SUBJECT: M.S. Thesis Presentation
BY: Patxi Fernandez-Zelaia
TIME: Tuesday, May 15, 2012, 3:00 p.m.
PLACE: MRDC Building, 4211
TITLE: Patxi Fernandez-Zelaia's M.S. Thesis Presentation
COMMITTEE: Dr. Richard Neu, Chair (ME/MSE)
Dr. Steven Antolovich (MSE/ME)
Dr. David McDowell (ME/MSE)


Hot sections of gas engine turbines require specialized materials to withstand extreme conditions present during engine operation. Ni-base superalloys are typically used as blades and disks in the high pressure turbine section as they possess excellent fatigue strength, creep strength and corrosion resistance at elevated temperatures. Components undergo thermomechanical fatigue conditions as a result of transient engine operation. Sharp geometric features, such as cooling holes in blades or fir-tree connections in disks, act as local stress elevators. The material surrounding these stress elevators are potential sites of localized inelastic deformation and crack formation. To reduce customer costs associated with unnecessary overhauls or engine down-time, gas turbine manufacturers require accurate prediction methods to determine component endurances. The influence of stress concentration severity on thermomechanical fatigue crack formation is of particular importance as cracks often initiate in these hot spots. Circumferentially notched specimens were utilized to perform thermomechanical fatigue experiments on blade material CM247LC DS and disk material PM IN100. A parametric study on CM247LC DS was performed utilizing four notched specimens. Experimental results were coupled with finite element simulations utilizing continuum based constitutive models. The effects of applied boundary conditions on crack initiation life was studied in both alloys by performing experiments under remotely applied force and displacement boundary conditions.

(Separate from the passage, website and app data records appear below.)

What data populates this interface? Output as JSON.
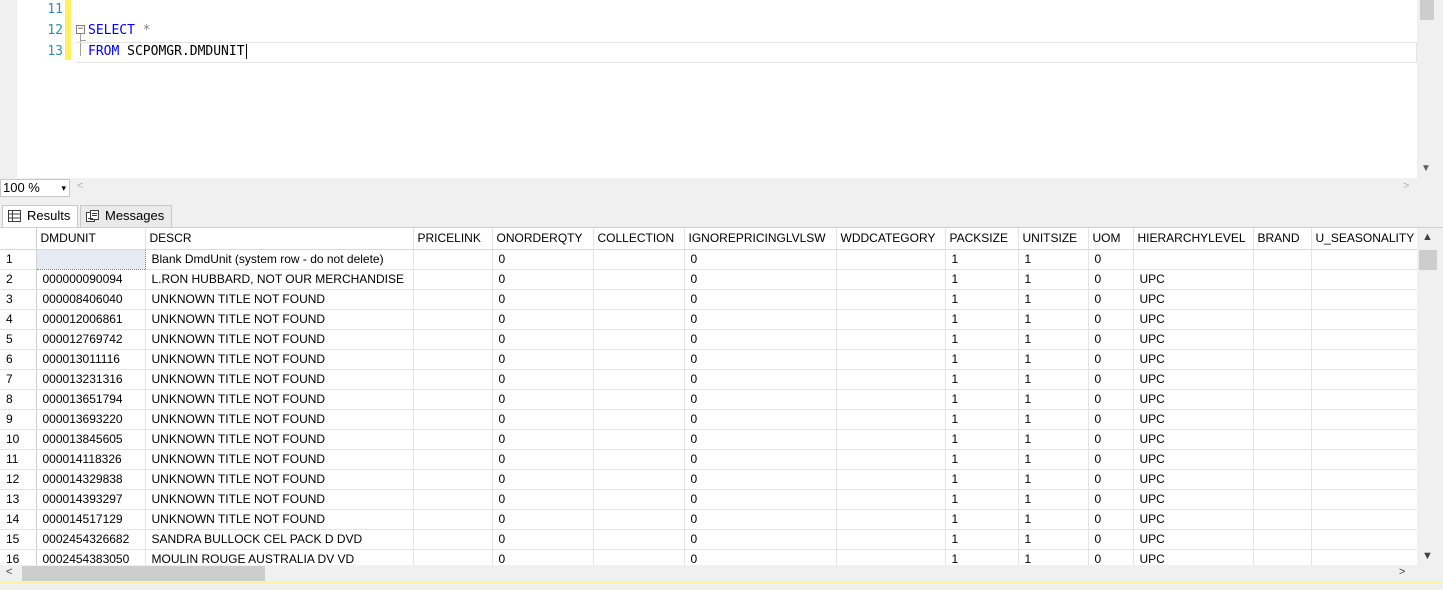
{
  "editor": {
    "line_numbers": [
      "11",
      "12",
      "13"
    ],
    "code": {
      "select_kw": "SELECT",
      "star": "*",
      "from_kw": "FROM",
      "table_name": "SCPOMGR.DMDUNIT"
    },
    "fold_glyph": "−"
  },
  "zoom": {
    "value": "100 %",
    "dropdown_glyph": "▾"
  },
  "tabs": {
    "results": "Results",
    "messages": "Messages"
  },
  "grid": {
    "columns": [
      "DMDUNIT",
      "DESCR",
      "PRICELINK",
      "ONORDERQTY",
      "COLLECTION",
      "IGNOREPRICINGLVLSW",
      "WDDCATEGORY",
      "PACKSIZE",
      "UNITSIZE",
      "UOM",
      "HIERARCHYLEVEL",
      "BRAND",
      "U_SEASONALITY"
    ],
    "rows": [
      [
        "1",
        "",
        "Blank DmdUnit (system row - do not delete)",
        "",
        "0",
        "",
        "0",
        "",
        "1",
        "1",
        "0",
        "",
        "",
        ""
      ],
      [
        "2",
        "000000090094",
        "L.RON HUBBARD, NOT OUR MERCHANDISE",
        "",
        "0",
        "",
        "0",
        "",
        "1",
        "1",
        "0",
        "UPC",
        "",
        ""
      ],
      [
        "3",
        "000008406040",
        "UNKNOWN TITLE NOT FOUND",
        "",
        "0",
        "",
        "0",
        "",
        "1",
        "1",
        "0",
        "UPC",
        "",
        ""
      ],
      [
        "4",
        "000012006861",
        "UNKNOWN TITLE NOT FOUND",
        "",
        "0",
        "",
        "0",
        "",
        "1",
        "1",
        "0",
        "UPC",
        "",
        ""
      ],
      [
        "5",
        "000012769742",
        "UNKNOWN TITLE NOT FOUND",
        "",
        "0",
        "",
        "0",
        "",
        "1",
        "1",
        "0",
        "UPC",
        "",
        ""
      ],
      [
        "6",
        "000013011116",
        "UNKNOWN TITLE NOT FOUND",
        "",
        "0",
        "",
        "0",
        "",
        "1",
        "1",
        "0",
        "UPC",
        "",
        ""
      ],
      [
        "7",
        "000013231316",
        "UNKNOWN TITLE NOT FOUND",
        "",
        "0",
        "",
        "0",
        "",
        "1",
        "1",
        "0",
        "UPC",
        "",
        ""
      ],
      [
        "8",
        "000013651794",
        "UNKNOWN TITLE NOT FOUND",
        "",
        "0",
        "",
        "0",
        "",
        "1",
        "1",
        "0",
        "UPC",
        "",
        ""
      ],
      [
        "9",
        "000013693220",
        "UNKNOWN TITLE NOT FOUND",
        "",
        "0",
        "",
        "0",
        "",
        "1",
        "1",
        "0",
        "UPC",
        "",
        ""
      ],
      [
        "10",
        "000013845605",
        "UNKNOWN TITLE NOT FOUND",
        "",
        "0",
        "",
        "0",
        "",
        "1",
        "1",
        "0",
        "UPC",
        "",
        ""
      ],
      [
        "11",
        "000014118326",
        "UNKNOWN TITLE NOT FOUND",
        "",
        "0",
        "",
        "0",
        "",
        "1",
        "1",
        "0",
        "UPC",
        "",
        ""
      ],
      [
        "12",
        "000014329838",
        "UNKNOWN TITLE NOT FOUND",
        "",
        "0",
        "",
        "0",
        "",
        "1",
        "1",
        "0",
        "UPC",
        "",
        ""
      ],
      [
        "13",
        "000014393297",
        "UNKNOWN TITLE NOT FOUND",
        "",
        "0",
        "",
        "0",
        "",
        "1",
        "1",
        "0",
        "UPC",
        "",
        ""
      ],
      [
        "14",
        "000014517129",
        "UNKNOWN TITLE NOT FOUND",
        "",
        "0",
        "",
        "0",
        "",
        "1",
        "1",
        "0",
        "UPC",
        "",
        ""
      ],
      [
        "15",
        "0002454326682",
        "SANDRA BULLOCK CEL PACK D DVD",
        "",
        "0",
        "",
        "0",
        "",
        "1",
        "1",
        "0",
        "UPC",
        "",
        ""
      ],
      [
        "16",
        "0002454383050",
        "MOULIN ROUGE AUSTRALIA DV VD",
        "",
        "0",
        "",
        "0",
        "",
        "1",
        "1",
        "0",
        "UPC",
        "",
        ""
      ]
    ]
  },
  "scroll": {
    "up": "▲",
    "down": "▼",
    "left": "<",
    "right": ">"
  }
}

Finite element results were utilized to develop a life prediction method for notched components under thermomechanical fatigue conditions.